> [Task details] Reproduce every line of the material, exactly as given.

> [Dataset]
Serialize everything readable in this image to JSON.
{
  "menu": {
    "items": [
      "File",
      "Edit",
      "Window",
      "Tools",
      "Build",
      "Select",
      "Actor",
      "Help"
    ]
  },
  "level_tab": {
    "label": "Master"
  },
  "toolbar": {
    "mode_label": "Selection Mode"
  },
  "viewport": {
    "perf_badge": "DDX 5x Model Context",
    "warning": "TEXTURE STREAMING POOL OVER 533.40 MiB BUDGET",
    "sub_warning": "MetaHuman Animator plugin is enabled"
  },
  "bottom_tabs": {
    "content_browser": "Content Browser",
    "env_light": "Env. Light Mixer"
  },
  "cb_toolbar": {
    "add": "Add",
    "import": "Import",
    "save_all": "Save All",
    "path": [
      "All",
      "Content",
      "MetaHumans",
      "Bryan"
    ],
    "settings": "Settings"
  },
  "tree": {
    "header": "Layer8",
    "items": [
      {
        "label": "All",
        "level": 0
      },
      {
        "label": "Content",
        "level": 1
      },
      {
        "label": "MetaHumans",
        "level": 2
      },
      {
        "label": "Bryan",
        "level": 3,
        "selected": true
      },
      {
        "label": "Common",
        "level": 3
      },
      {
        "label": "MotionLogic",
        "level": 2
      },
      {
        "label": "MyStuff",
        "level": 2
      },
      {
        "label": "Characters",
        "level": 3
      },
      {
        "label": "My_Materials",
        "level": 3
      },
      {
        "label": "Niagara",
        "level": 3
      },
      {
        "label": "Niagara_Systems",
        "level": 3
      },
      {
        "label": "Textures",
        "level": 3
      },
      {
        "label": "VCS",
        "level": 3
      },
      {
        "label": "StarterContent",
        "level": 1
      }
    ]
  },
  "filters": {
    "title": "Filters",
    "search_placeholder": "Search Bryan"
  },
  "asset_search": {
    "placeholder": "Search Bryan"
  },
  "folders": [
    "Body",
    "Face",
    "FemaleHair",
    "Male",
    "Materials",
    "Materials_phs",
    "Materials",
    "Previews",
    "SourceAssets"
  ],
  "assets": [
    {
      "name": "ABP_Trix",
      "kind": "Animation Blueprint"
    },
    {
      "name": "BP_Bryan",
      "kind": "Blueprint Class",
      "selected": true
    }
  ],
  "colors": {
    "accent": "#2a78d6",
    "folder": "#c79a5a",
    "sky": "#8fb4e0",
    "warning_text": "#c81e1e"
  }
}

> [Output for this task]
Serialize everything readable in this image to JSON.
{
  "menu": {
    "items": [
      "File",
      "Edit",
      "Window",
      "Tools",
      "Build",
      "Select",
      "Actor",
      "Help"
    ]
  },
  "level_tab": {
    "label": "Master"
  },
  "toolbar": {
    "mode_label": "Selection Mode"
  },
  "viewport": {
    "perf_badge": "DDX 5x Model Context",
    "warning": "TEXTURE STREAMING POOL OVER 533.40 MiB BUDGET",
    "sub_warning": "MetaHuman Animator plugin is enabled"
  },
  "bottom_tabs": {
    "content_browser": "Content Browser",
    "env_light": "Env. Light Mixer"
  },
  "cb_toolbar": {
    "add": "Add",
    "import": "Import",
    "save_all": "Save All",
    "path": [
      "All",
      "Content",
      "MetaHumans",
      "Bryan"
    ],
    "settings": "Settings"
  },
  "tree": {
    "header": "Layer8",
    "items": [
      {
        "label": "All",
        "level": 0
      },
      {
        "label": "Content",
        "level": 1
      },
      {
        "label": "MetaHumans",
        "level": 2
      },
      {
        "label": "Bryan",
        "level": 3,
        "selected": true
      },
      {
        "label": "Common",
        "level": 3
      },
      {
        "label": "MotionLogic",
        "level": 2
      },
      {
        "label": "MyStuff",
        "level": 2
      },
      {
        "label": "Characters",
        "level": 3
      },
      {
        "label": "My_Materials",
        "level": 3
      },
      {
        "label": "Niagara",
        "level": 3
      },
      {
        "label": "Niagara_Systems",
        "level": 3
      },
      {
        "label": "Textures",
        "level": 3
      },
      {
        "label": "VCS",
        "level": 3
      },
      {
        "label": "StarterContent",
        "level": 1
      }
    ]
  },
  "filters": {
    "title": "Filters",
    "search_placeholder": "Search Bryan"
  },
  "asset_search": {
    "placeholder": "Search Bryan"
  },
  "folders": [
    "Body",
    "Face",
    "FemaleHair",
    "Male",
    "Materials",
    "Materials_phs",
    "Materials",
    "Previews",
    "SourceAssets"
  ],
  "assets": [
    {
      "name": "ABP_Trix",
      "kind": "Animation Blueprint"
    },
    {
      "name": "BP_Bryan",
      "kind": "Blueprint Class",
      "selected": true
    }
  ],
  "colors": {
    "accent": "#2a78d6",
    "folder": "#c79a5a",
    "sky": "#8fb4e0",
    "warning_text": "#c81e1e"
  }
}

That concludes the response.